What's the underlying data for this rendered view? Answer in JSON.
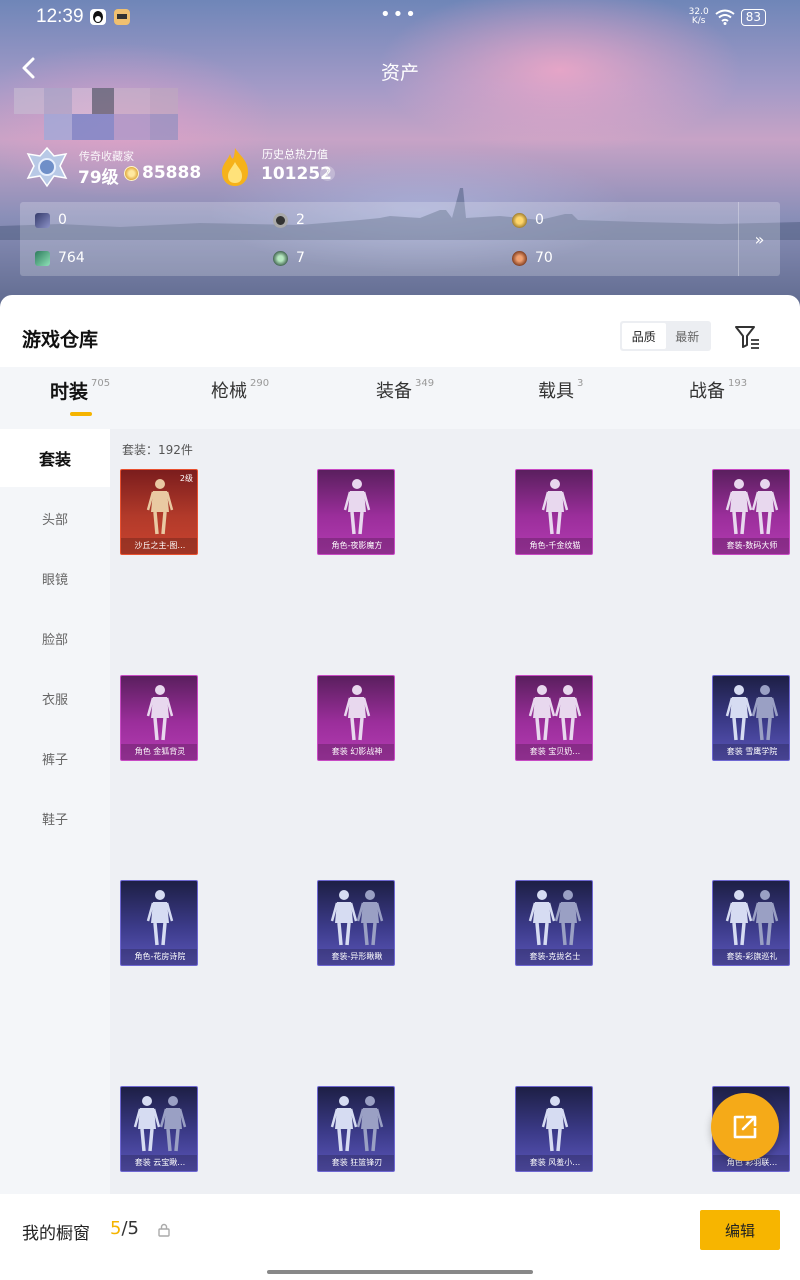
{
  "status_bar": {
    "time": "12:39",
    "more_dots": "•••",
    "net_speed_value": "32.0",
    "net_speed_unit": "K/s",
    "battery": "83"
  },
  "header": {
    "title": "资产",
    "rank_title": "传奇收藏家",
    "level": "79级",
    "coins": "85888",
    "heat_label": "历史总热力值",
    "heat_value": "101252",
    "help": "?"
  },
  "stats": [
    {
      "icon": "card-icon",
      "value": "0"
    },
    {
      "icon": "ring-icon",
      "value": "2"
    },
    {
      "icon": "gold-badge-icon",
      "value": "0"
    },
    {
      "icon": "gem-icon",
      "value": "764"
    },
    {
      "icon": "orb-icon",
      "value": "7"
    },
    {
      "icon": "bronze-orb-icon",
      "value": "70"
    }
  ],
  "stats_more": "»",
  "warehouse": {
    "title": "游戏仓库",
    "sort_options": [
      "品质",
      "最新"
    ],
    "active_sort": 0
  },
  "tabs": [
    {
      "label": "时装",
      "count": "705"
    },
    {
      "label": "枪械",
      "count": "290"
    },
    {
      "label": "装备",
      "count": "349"
    },
    {
      "label": "载具",
      "count": "3"
    },
    {
      "label": "战备",
      "count": "193"
    }
  ],
  "active_tab": 0,
  "sidebar": [
    "套装",
    "头部",
    "眼镜",
    "脸部",
    "衣服",
    "裤子",
    "鞋子"
  ],
  "active_sidebar": 0,
  "count_text": "套装：192件",
  "cards": [
    {
      "label": "沙丘之主-图…",
      "rarity": "red",
      "level": "2级"
    },
    {
      "label": "角色-夜影魔方",
      "rarity": "purple"
    },
    {
      "label": "角色-千金纹猫",
      "rarity": "purple"
    },
    {
      "label": "套装-数码大师",
      "rarity": "purple"
    },
    {
      "label": "角色 金狐背灵",
      "rarity": "purple"
    },
    {
      "label": "套装 幻影战神",
      "rarity": "purple"
    },
    {
      "label": "套装 宝贝奶…",
      "rarity": "purple"
    },
    {
      "label": "套装 雪鹰学院",
      "rarity": "blue"
    },
    {
      "label": "角色-花房诗院",
      "rarity": "blue"
    },
    {
      "label": "套装-异形瞅瞅",
      "rarity": "blue"
    },
    {
      "label": "套装-克拢名士",
      "rarity": "blue"
    },
    {
      "label": "套装-彩旗巡礼",
      "rarity": "blue"
    },
    {
      "label": "套装 云宝瞅…",
      "rarity": "blue"
    },
    {
      "label": "套装 狂篮锋刃",
      "rarity": "blue"
    },
    {
      "label": "套装 风羞小…",
      "rarity": "blue"
    },
    {
      "label": "角色 彩羽联…",
      "rarity": "blue"
    }
  ],
  "bottom": {
    "showcase_label": "我的橱窗",
    "showcase_used": "5",
    "showcase_total": "/5",
    "edit_label": "编辑"
  }
}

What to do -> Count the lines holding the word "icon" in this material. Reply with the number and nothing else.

Result of this task -> 6